07 May 1915 – Lusitania
A little after 1 PM today off the southern coast of Ireland, crew members summon Kapitänleutnant Walther Schweiger to the conning tower of the U-20, which has been patrolling the world’s most highly-trafficked waters for days already and has used up all but three torpedoes. Just yesterday, they sank two 6,000-ton steamers, the Centurion and the Candidate, in the vicinity of the Coningbeg light ship (an anchored, floating lighthouse) due south of Killmore Quay. Knowing the area will surely be too hot to remain, Schweiger has brought his small ship more than a hundred miles west in hopes of using his remaining ammunition on unaware targets.
While he is not the most successful U-boat captain of the Great War, claiming only the sixth-highest total tonnage of all the Kaiser’s submarine commanders, Schweiger is undoubtedly the most consequential. His successes, especially the sinking of three large merchant ships in one day, are a primary justification for Winston Churchill’s policy of withholding ‘honorable treatment‘ from captured German submariners.
Heaving into sight now, the RMS Lusitania is a 31,550-ton luxury passenger ship of the Cunard Line carrying 1,959 passengers and crew on her return run from New York. She is so huge that at first, Schweiger believes he is seeing a cluster of smaller ships, so it takes him a moment to realize that she is indeed the world’s fastest ocean liner, and that she is not going as fast as she might. Immediately submerging and moving to intercept at top speed, Schweiger finishes his firing solution and fires exactly one torpedo which strikes the doomed ship just under the bridge.

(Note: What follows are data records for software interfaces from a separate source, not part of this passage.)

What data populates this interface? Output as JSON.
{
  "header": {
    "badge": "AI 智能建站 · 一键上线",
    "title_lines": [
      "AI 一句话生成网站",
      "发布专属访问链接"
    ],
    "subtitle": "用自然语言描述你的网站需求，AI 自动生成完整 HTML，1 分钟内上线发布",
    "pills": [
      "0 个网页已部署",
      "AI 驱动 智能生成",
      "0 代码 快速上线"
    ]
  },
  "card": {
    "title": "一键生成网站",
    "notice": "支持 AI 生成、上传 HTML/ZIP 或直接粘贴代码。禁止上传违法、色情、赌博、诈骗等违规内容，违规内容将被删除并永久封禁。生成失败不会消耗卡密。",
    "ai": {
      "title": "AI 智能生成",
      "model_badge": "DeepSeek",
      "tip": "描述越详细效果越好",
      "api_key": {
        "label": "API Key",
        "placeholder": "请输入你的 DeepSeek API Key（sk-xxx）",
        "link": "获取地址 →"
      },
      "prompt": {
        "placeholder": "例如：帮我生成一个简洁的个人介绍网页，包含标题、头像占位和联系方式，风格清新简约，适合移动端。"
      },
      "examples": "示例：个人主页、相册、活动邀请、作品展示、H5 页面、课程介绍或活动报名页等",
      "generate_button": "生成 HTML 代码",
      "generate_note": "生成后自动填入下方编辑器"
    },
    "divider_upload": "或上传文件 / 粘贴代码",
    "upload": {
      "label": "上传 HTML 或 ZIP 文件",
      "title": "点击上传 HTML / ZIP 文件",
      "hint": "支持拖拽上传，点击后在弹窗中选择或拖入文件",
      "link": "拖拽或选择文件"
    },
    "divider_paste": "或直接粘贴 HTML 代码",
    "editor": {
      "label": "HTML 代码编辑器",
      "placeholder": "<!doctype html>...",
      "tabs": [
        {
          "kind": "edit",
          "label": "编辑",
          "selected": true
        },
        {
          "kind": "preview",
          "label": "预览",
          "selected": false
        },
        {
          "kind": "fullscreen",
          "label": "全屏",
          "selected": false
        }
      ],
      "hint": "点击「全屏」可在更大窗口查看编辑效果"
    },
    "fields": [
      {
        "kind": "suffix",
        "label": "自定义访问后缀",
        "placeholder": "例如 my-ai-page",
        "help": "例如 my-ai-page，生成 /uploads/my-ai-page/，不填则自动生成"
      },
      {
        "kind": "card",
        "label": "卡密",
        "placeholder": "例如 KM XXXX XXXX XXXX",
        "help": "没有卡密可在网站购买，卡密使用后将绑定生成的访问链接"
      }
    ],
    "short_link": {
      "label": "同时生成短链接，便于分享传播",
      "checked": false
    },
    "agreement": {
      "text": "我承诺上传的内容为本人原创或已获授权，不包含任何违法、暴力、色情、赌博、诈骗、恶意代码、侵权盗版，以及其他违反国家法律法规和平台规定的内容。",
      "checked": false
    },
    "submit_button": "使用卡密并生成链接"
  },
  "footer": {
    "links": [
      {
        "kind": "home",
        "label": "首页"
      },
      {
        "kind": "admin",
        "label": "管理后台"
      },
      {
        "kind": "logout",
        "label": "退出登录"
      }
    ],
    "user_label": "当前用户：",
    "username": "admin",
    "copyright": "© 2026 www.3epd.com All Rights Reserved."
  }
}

We now know that the ship steel of the era was more brittle than supposed at the time. As the forward boiler room floods from the gaping hole, there is a secondary explosion, most likely a pressurized steam pipe suffering catastrophic failure as the cold seawater pours over it. Just as soon as Captain William Thomas Turner has ordered a turn towards land — the standard maneuver for ships in distress — his boiler pressure drops precipitously, and the boat loses power. Dead in the water, she is sinking fast, her onboard elevators stuck shut between her nine decks and full of evacuating passengers, her watertight bulkheads buckling under strain.
Outside, terrified crew try to lower the boats from a slanting deck, fumbling with the ropes. Captain Turner has had the foresight to deploy them on their davits, and there are more than enough for everyone on board, but the ship is just sinking too fast. The funnels drop onto the deck, entombing passengers in coal dust. As panic sets in, people jump into the frigid Atlantic; rescue is hours away, so most of them will die. Altogether, 1,198 of those who left New York will not live to see Liverpool again. And because all but eleven of the 139 Americans on board are among that sad number, American opinions on the war will now coalesce against Germany.
Tomorrow in Cleveland, Bernhard Dernburg, Germany’s de facto spokesman in the United States, will deliver a tone-deaf statement justifying the destruction of the Lusitania as part of Germany’s submarine blockade of the allies. Dernburg focuses on the cargo of rifle ammunition and empty artillery shells in her hold as well as her brief listing as an auxiliary cruiser at the beginning of the war.
Vessels of that kind can be seized and be destroyed under The Hague rules without any respect to a war zone. The Lusitania was a British auxiliary cruiser, a man-of-war. On the same day she sailed the Cameronia, another Cunarder, was commandeered in New York Harbor for military service.
The fact is that the Lusitania was a British war vessel under orders of the Admiralty to carry a cargo of contraband of war. The passengers had had full warning, first by the German note to England in February, second by advertisement.
Germany wants to do anything reasonable so as not to make the United States or its citizens suffer in any way. But she cannot do so unless Americans will take necessary precautions to protect themselves from dangers of which they are cognizant.
Schweiger’s torpedo has done enough already, but German reactions will only further polarize American politics. Another flurry of diplomatic notes follows the sinking, with President Woodrow Wilson taking personal charge of the correspondence; his pacifistic Secretary of State, William Jennings Bryan, will resign in dismay at the prospect of war. In a classic case of blowback, the Kaiser’s naval policy has set the American people on a new course that will eventually lead to the Western Front — and his abdication in defeat.